I’ve never been one to concern myself with what others say or think about me. Hey, if someone is talking about me behind me back, at least I know I’m one step ahead of them, right? I pretty much live by the motto, I am who I am. If you like it, I’m glad, but if you don’t, don’t expect me to be losing any sleep over it.
Hence, when making choices, it is not for me about whether I will make me more or less popular, instead it is about what I feel to be right for me.
The experience I am going to share is one which led to me going to high school with the nickname “Viking” (both on account of the story and my hair) and everyone pretty much left me alone throughout high school.
The Hair: Growing up, I was pretty little blonde girl with silky soft hair. The hair soon turned against me and because unruly somewhere around my 12th birthday. Just before high school I wanted to have it cut into a cute little bob – biggest mistake ever. I went to high school with an unruly mob of curls which I constantly battled to force into anything resembling any sort of style while it mocked me by becoming more curly with every morning that came to light. It is only now that I have learned the trick: there is no point in trying to control the hair – just let it be!
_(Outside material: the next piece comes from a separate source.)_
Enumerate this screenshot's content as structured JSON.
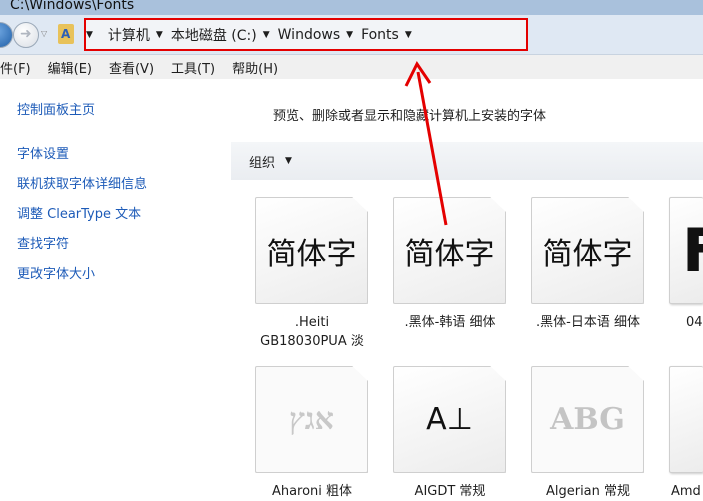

The Incident: for various reasons better left alone I never liked boys in the way that girls liked boys. My best friends growing up were two boys, one being our neighbor’s son and the other living three houses up. I liked them in the sense that we could make mud pies and catch a bird just to open it up and see what’s inside (murderer I hear you shout, but I was young and curious OK?). I liked them in the sense that we could climb trees and shoot kleilat and marbles. Imagine my shock when the one wanted to play Doctor Doctor one day. I scrambled when I figured it out and our friendship pretty much ended there. The incident that followed me through high school occurred just around the end of winter in our final year in primary school. It was break time and I was sitting on the pavilion overlooking the sports fields, minding my own business, when one of the boys sat down next to me. He looked at me stating, very nonchalantly, that he was going to touch my leg. I told him in no uncertain terms that I would push him off the pavilion if he even tried that. Apparently he did not take me seriously and proceeded to do just that. Well, I am a girl of my word, so he ended up on the bleak and dry Free State winter’s grass with a shattered tibia.
Needless to say, my high school career was full of taunts about “dynamite coming in small bottles”, etc. I really wasn’t fazed by it and quite frankly would not have done it different.
Being unpopular is part of who I am and I like who I am. I think there is nothing more boring that being the popular girl who every likes and wants to be and wants to be with. It must be so difficult to keep that up.
Take it from me, be comfortable with you are and don’t be ashamed to stand up and proudly speak your mind. The right people will gravitate to you and the wrong ones will pass you by. It makes life so much simpler…